───── INFORMATION SUPPLIED ─────

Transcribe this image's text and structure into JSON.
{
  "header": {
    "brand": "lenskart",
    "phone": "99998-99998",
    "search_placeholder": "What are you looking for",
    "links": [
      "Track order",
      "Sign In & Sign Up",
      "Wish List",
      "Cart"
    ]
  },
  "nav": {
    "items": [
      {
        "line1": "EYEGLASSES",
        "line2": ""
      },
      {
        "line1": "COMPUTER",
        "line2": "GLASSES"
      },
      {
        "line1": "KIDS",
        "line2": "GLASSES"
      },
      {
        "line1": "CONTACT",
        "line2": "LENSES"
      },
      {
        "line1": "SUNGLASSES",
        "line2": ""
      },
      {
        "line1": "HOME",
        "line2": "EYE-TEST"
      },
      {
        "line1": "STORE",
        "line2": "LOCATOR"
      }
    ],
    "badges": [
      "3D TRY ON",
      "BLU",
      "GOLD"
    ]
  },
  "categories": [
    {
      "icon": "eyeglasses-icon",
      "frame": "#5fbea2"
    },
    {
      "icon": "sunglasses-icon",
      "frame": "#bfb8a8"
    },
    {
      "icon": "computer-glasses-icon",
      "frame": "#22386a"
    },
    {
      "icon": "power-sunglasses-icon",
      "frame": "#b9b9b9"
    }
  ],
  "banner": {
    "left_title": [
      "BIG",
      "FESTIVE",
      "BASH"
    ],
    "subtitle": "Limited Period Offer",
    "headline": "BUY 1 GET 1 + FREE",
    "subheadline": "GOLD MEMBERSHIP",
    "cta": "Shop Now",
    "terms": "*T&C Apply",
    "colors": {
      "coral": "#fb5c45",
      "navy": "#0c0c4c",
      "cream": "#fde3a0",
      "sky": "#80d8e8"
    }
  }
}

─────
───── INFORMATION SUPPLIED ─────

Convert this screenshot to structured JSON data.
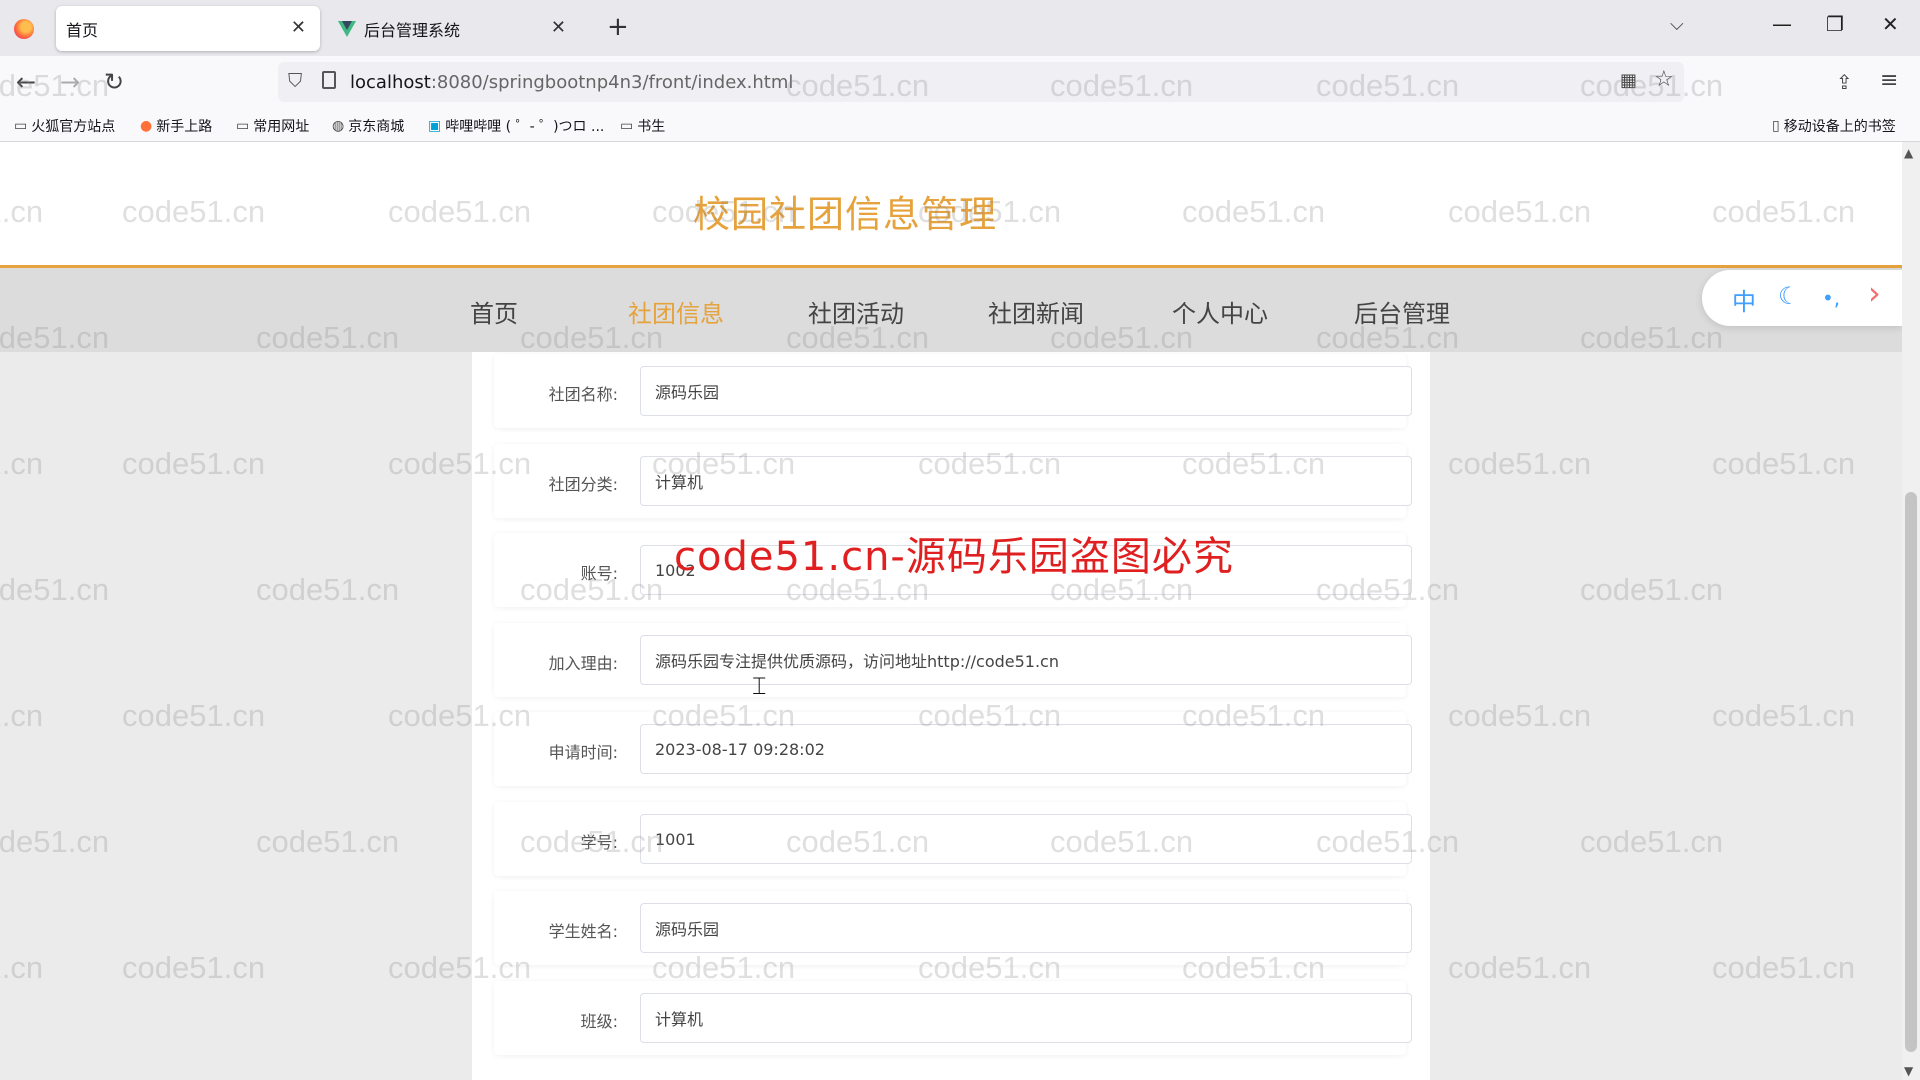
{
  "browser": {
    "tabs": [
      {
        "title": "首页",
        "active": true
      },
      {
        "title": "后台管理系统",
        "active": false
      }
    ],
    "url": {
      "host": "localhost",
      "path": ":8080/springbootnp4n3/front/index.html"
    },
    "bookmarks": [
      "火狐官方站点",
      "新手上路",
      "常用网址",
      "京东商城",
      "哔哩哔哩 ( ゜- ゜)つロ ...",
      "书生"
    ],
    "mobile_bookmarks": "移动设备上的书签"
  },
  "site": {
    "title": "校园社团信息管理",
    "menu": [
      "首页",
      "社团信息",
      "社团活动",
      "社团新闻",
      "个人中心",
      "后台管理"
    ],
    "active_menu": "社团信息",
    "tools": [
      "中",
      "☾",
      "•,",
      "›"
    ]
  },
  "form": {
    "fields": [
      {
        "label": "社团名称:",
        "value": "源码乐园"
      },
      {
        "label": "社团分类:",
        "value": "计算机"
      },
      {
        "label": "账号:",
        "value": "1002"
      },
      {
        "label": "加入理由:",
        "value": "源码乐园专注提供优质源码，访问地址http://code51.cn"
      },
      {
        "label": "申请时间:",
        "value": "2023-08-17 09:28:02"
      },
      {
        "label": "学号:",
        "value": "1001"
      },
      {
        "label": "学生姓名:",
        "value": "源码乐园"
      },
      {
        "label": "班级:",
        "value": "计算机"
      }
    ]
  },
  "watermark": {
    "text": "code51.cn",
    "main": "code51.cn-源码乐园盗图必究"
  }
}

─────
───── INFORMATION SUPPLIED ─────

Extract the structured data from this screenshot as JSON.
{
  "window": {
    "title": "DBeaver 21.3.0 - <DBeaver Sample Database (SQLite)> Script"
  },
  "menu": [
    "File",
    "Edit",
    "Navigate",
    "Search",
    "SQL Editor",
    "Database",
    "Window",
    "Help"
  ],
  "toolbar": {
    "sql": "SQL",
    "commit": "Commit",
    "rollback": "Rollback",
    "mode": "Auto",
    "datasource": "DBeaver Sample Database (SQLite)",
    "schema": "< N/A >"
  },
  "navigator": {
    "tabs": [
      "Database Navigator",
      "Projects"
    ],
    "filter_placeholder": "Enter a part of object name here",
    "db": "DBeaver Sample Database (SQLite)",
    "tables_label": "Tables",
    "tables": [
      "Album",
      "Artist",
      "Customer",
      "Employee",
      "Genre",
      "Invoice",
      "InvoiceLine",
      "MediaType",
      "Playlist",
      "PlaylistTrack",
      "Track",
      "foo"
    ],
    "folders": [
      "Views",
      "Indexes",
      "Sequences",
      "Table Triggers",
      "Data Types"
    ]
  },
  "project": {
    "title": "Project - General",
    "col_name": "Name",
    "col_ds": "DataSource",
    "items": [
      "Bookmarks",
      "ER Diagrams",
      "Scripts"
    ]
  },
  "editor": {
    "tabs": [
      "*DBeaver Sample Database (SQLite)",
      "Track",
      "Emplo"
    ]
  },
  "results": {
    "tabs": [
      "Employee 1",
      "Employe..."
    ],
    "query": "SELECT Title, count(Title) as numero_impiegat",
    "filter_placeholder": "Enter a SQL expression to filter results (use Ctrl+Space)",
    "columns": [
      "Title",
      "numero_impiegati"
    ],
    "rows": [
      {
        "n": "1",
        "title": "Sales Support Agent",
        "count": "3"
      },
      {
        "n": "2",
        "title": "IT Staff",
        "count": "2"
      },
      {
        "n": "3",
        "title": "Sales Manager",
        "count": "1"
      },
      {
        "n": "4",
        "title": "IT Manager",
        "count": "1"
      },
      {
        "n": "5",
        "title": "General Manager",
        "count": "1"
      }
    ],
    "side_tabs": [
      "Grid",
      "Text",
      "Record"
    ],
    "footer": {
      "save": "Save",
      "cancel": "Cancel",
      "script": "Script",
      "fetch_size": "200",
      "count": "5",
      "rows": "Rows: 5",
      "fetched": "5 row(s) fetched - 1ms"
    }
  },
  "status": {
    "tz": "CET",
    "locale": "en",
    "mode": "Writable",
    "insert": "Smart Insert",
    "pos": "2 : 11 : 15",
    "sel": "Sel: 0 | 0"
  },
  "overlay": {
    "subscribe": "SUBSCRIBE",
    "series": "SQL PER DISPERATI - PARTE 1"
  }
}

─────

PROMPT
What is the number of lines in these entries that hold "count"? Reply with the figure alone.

SOLUTION FOR THIS TASK
7